Written by Viorel Borteș
It all started with a firm invitation and a not so firm answer from my behalf. I decided to go after all and I will tell you all about our adventure holiday in the Alps.
After a long drive we make our first stop in Austria, in Mondsee, a small settlement 34 km from Salzburg, on the shore of the Mondsee Lake and right under the Drachenwand Mountains. The warm water lake is 11 km long and 1,5 km wide Mondsee Lake. Feeling stiff after the road, we take a short walk to the beach. Here, both locals and tourists were spending this hot afternoon.
In the morning our car was stuck on off-road and we had an Austrian highway ahead. In the end we managed to fix the problem and headed out to Geneva. On the shore of the Lake Geneva in western Switzerland, the city is the capital of the eponymous canton.
Our road takes us to France. Obviously we cannot just pass by Chamonix, the Capital of Alpinism. The city is an important resort in the French Alps, strategically set at the border with Italy and Switzerland. It was opened in 1741 as a base for expeditions. At 1305 m high, it is dominated by Mont Blanc, with its 4810 meters. The first men to climb this peak were Jaques Balmat and Michel Paccard in 1786. There are several other peaks in the area, all over 4000 m high, such as l’Aquille Vert, Grandes Jorasses, Dent du Geant, Mont Maudit and Mont Blanc du Tacul.
We cross over to Italy through the Mont Blanc Tunnel, which was built between 1957-1965. It is 11,6 k long and connects France to Italy, more exactly the Haute-Savoie and Valle d’Aosta. We have enough time to visit Valle Ferret, a picturesque valley that passes by the southern part of Mont Blanc and spreads between Col Ferret at the border with Switzerland and Courmayeur, under the impressive Grand Jorasses.
Some hamlets, once homes to shepherds, have been turned into guesthouses and camping sites.
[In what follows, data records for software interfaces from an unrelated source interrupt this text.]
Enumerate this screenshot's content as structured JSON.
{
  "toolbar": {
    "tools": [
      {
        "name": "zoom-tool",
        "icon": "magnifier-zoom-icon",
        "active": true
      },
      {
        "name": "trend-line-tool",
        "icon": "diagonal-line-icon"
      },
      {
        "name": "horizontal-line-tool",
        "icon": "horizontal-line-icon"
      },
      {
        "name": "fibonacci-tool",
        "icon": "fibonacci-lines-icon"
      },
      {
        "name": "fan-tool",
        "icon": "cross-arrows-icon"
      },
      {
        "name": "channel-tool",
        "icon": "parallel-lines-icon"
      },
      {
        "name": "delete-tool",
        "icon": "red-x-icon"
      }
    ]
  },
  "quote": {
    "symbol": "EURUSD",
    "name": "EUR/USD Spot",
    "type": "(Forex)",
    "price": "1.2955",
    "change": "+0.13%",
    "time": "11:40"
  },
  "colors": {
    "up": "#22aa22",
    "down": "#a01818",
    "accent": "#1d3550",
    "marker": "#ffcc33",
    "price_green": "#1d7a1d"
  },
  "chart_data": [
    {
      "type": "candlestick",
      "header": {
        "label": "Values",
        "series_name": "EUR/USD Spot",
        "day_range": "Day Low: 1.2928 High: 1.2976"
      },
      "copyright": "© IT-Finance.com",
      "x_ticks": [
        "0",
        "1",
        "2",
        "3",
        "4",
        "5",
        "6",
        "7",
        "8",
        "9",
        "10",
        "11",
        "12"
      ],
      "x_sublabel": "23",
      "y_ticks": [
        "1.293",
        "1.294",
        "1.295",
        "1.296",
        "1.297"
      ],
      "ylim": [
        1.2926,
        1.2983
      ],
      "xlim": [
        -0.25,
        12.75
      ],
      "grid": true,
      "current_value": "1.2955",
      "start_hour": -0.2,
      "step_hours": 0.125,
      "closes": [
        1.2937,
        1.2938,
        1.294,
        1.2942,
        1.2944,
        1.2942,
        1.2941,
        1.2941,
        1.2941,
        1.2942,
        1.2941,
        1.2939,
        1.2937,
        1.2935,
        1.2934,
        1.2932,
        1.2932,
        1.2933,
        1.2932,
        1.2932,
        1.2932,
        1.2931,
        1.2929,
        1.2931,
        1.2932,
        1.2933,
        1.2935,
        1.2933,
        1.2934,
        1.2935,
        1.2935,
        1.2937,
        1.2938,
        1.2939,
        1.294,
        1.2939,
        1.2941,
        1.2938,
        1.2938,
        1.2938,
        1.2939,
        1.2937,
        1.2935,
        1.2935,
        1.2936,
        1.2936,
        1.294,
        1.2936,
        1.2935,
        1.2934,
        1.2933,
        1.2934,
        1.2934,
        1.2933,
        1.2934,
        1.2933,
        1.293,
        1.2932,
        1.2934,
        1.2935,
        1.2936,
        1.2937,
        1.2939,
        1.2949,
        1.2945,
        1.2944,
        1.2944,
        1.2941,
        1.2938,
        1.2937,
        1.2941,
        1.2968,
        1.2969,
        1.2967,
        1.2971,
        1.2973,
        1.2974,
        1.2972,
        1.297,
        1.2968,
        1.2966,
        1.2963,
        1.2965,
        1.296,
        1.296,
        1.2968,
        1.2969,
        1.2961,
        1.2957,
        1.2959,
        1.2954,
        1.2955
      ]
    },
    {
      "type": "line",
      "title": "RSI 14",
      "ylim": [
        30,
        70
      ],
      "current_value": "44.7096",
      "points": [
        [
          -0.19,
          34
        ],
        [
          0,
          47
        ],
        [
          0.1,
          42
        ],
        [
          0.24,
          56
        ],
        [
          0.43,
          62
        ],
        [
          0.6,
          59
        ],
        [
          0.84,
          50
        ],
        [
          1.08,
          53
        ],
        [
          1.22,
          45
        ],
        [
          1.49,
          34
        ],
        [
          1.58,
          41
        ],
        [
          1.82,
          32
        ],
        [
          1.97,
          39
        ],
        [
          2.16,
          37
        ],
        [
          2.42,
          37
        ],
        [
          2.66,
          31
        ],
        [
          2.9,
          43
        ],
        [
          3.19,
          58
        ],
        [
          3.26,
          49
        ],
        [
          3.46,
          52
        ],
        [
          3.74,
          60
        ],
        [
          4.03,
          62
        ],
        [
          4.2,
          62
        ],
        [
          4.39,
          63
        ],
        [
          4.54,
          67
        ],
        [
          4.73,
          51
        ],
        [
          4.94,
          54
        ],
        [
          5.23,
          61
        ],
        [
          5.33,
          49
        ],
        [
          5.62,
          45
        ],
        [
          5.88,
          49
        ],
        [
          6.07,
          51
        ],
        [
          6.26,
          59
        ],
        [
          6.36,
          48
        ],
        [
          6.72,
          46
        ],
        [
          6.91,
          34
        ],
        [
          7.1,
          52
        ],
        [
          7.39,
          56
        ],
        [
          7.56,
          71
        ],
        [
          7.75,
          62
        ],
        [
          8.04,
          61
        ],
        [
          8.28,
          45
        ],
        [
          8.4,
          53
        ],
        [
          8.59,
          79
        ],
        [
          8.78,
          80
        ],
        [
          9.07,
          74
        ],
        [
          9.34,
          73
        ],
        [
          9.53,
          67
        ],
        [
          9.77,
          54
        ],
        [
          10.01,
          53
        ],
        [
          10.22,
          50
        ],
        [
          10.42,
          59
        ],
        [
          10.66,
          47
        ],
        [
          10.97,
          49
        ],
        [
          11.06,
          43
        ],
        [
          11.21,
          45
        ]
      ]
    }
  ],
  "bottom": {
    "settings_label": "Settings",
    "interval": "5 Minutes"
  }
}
Rock climbing in Valle d’Aosta
We were running out of time so we hurried up to Turin, our base for what we decided to do in the area. Turin is situated in north-western Italy. It is crossed by the river Pad and is bounded by the Alps in the north and west. It was the first capital of the Italian United Kingdom between 1861-1865 under Vittorio Emanuele II.
Valle d’Aosta is where we decided to go rock climbing. The province has a special status, it is a sort of autonomous region that doesn’t pay taxes to Rome, but does receive subventions. The settlements have French names (they were Italianized during Mussolini) but everyone speaks Italian. Pretty weird, isn’t it? The Swiss canton Wallis is in the north, Rhones-Alpes in the west and the Piemont in the south.
Arrampicata sportiva con mani nude — this is what we had in mind for our first day on the mountain. Albard di Bard is a small village, more like a hamlet. The road up to it is so narrow that our car barely fits. We pass by grape orchards and reach a parking place in a meadow. Our route is in Monte Coudrey (I thought we were in Italy!). The rock is red like the bark of trees and the friction is incredible. Lazy as we are, we’re excited like small children when we find that the approach to the crag is actually a descending path through an edible chestnut forest.
Tirannosauro Rex — 6a+, 300 m, 9 pitches is the route we chose for this day.
From the first belay point we see the Fort Bard under our feet. This is a fortified complex built in the 19th century by the House of Savoia over the ruins of an old castle. It served as a military prison for a while and then as a weapon deposit. In 2006 it opened again as The Alps Museum.
The weather is fantastic. A slight draft cools us down. The route is not so hard because the difficult pitches are interrupted by easier sections. So we reach the edge feeling really good and even more rested than when we started. The retreat is pleasant and we quickly get back to the car.
On the road back to Turin we are already making plans for the next days. Don’t miss the second part of our adventure holiday in the Alps — Gran Paradiso!
Old boys team: Mihai Pupeza, Eugen Popescu and Viorel Borteş